The extreme right in Europe may not push the world to a new era of deep vulnerability and even open danger, but it is its extreme views of such critical issues as immigration, climate change and its aversion to liberal politics, which raise the spectre of danger. Notice that leaders like Viktor Orban in Hungary remain hugely popular because they have been able to tap into the dark souls of major segments of the population.
In France, Marine Le Pen has till now not managed to be elected the country’s President. But do not ignore the fact that her share of the vote has steadily been going up. That is a warning sign. Le Pen is young and healthy and could yet end up being the occupant of the Elysee Palace, given that right-wing politics in the country has been inching forward and has now reached a stage where it can only and legitimately claim larger slices of the electoral pie.
A glance at Britain makes less than happy reading. Party-gate destroyed the Boris Johnson hold on power, but that is little guarantee that he will not return to prime ministerial contention at some point. In the campaign to succeed him, a majority of Tory MPs opted for Rishi Sunak. In the larger Conservative constituency, though, Liz Truss turned out to be the chosen one. And then policies not thought through or muddled or reckless pushed Truss from Downing Street a mere few weeks after her triumphant entry into it. Sunak was the one the Tories finally turned to.

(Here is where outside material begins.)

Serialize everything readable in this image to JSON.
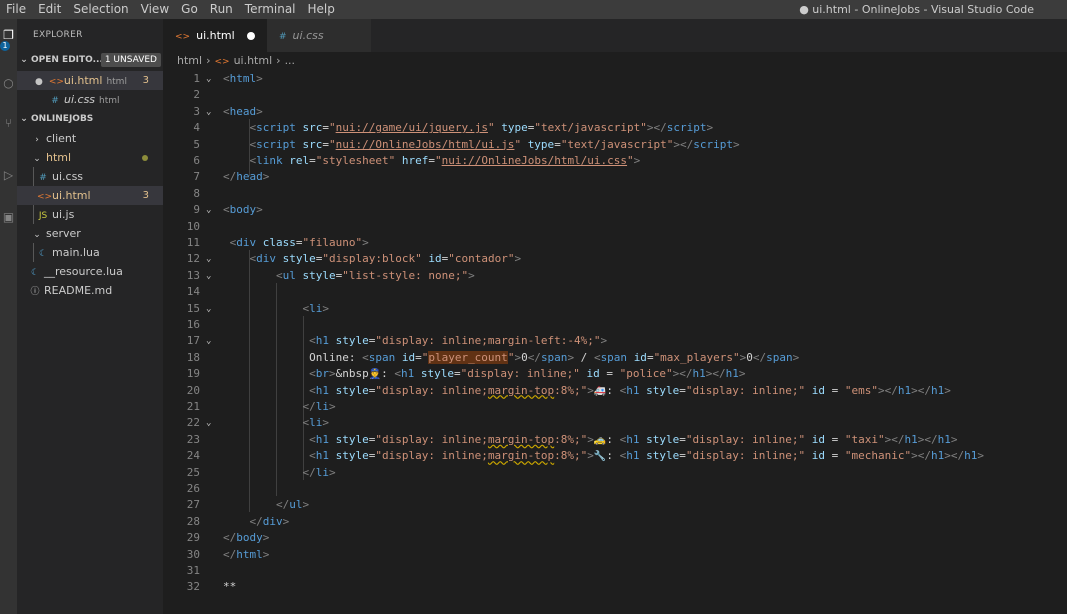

A democratic mess? Or a messy situation insinuating its way into democracy? Five Prime Ministers in six years. Democracy, did you say? Or the making of carefully contrived chaos?
Long years ago, in 1960 to be precise, Richard Nixon narrowly lost the race for the White House to John F. Kennedy. The suspicion was that Chicago Mayor Richard Daley was instrumental in putting Kennedy over the top with a sudden and questionable rush of votes but that Nixon had fairly won the election. When Nixon’s supporters advised him to challenge the outcome, he declined to take the bait. He was not willing to initiate a process, which would leave America’s democracy wounded. In 2000, the US Supreme Court stopped the counting of votes in Florida and decreed that George W. Bush would be the incoming President of the country, in succession to Bill Clinton, when the assumption was that Al Gore was edging ahead of Bush. Gore did not challenge the decision of the court. Democracy remained undisturbed. Such stories today do not get written or narrated anymore. And when classified files are recovered from the homes of Donald Trump and Joe Biden, documents that should have been handed over to the federal authorities when Trump exited the White House and Biden left vice-presidential office in 2017, it is a message of democracy being in a state of enervation which comes from Washington.
Benjamin Franklin, asked what form of government America’s founding fathers had opted for through the newly-forged constitution, responded: ‘A democracy, if you can keep it.’
In the early twenties of the 21st century, Americans are having a hard time keeping it.